(Entries taken from a collection)
--------------------
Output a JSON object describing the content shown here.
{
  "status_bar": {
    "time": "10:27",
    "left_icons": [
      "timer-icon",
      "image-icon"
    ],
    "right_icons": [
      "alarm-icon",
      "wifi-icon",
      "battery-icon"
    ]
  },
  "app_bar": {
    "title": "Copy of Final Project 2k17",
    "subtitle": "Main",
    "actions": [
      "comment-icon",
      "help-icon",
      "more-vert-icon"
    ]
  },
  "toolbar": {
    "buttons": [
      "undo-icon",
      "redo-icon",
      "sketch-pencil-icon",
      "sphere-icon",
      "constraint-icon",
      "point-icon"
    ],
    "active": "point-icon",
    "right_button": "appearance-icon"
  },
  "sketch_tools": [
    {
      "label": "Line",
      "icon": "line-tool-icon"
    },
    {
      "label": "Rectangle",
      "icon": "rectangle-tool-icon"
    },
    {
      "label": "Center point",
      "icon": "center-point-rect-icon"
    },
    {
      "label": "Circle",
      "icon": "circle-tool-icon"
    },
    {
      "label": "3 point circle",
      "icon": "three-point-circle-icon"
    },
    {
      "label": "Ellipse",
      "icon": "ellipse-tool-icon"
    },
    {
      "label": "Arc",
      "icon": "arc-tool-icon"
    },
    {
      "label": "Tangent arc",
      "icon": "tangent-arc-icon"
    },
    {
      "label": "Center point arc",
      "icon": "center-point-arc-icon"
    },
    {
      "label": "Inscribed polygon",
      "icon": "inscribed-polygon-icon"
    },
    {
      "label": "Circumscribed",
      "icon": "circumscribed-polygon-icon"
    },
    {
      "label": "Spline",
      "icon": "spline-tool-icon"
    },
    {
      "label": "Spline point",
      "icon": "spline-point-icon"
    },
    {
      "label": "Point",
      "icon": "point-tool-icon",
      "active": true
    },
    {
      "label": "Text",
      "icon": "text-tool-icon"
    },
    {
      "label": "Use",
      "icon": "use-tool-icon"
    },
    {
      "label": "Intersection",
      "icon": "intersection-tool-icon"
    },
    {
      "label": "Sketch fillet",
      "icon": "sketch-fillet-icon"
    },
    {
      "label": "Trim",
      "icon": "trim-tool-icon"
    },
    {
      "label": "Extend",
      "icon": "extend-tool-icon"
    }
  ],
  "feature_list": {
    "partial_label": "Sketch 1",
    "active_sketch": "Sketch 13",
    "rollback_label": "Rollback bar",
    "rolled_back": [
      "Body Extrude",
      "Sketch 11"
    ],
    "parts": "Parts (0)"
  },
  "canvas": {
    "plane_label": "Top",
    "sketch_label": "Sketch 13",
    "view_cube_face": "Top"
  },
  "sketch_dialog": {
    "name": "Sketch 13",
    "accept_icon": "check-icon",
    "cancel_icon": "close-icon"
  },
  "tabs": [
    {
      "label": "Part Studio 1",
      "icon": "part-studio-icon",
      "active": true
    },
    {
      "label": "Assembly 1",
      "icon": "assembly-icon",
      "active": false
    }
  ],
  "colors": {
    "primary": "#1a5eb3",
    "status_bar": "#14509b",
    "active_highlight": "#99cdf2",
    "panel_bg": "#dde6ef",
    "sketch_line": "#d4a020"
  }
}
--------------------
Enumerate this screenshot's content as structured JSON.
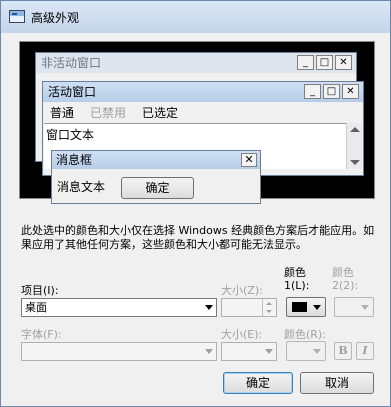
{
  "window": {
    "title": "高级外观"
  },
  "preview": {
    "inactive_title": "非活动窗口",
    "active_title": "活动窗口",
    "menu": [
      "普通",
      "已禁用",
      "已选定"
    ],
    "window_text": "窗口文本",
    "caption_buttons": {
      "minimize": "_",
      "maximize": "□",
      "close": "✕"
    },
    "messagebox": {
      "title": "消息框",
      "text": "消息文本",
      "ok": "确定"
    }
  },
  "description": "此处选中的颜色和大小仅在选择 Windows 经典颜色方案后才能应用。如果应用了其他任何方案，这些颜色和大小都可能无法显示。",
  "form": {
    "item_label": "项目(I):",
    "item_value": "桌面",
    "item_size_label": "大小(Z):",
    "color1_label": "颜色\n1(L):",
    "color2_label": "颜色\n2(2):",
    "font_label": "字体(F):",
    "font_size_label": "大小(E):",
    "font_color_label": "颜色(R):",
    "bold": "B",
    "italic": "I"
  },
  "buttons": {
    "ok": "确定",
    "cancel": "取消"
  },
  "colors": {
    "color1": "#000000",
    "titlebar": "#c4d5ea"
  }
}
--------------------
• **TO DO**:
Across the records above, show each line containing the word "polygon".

• **RESPONSE TO THIS TASK**:
      "label": "Inscribed polygon",
      "icon": "inscribed-polygon-icon"
      "icon": "circumscribed-polygon-icon"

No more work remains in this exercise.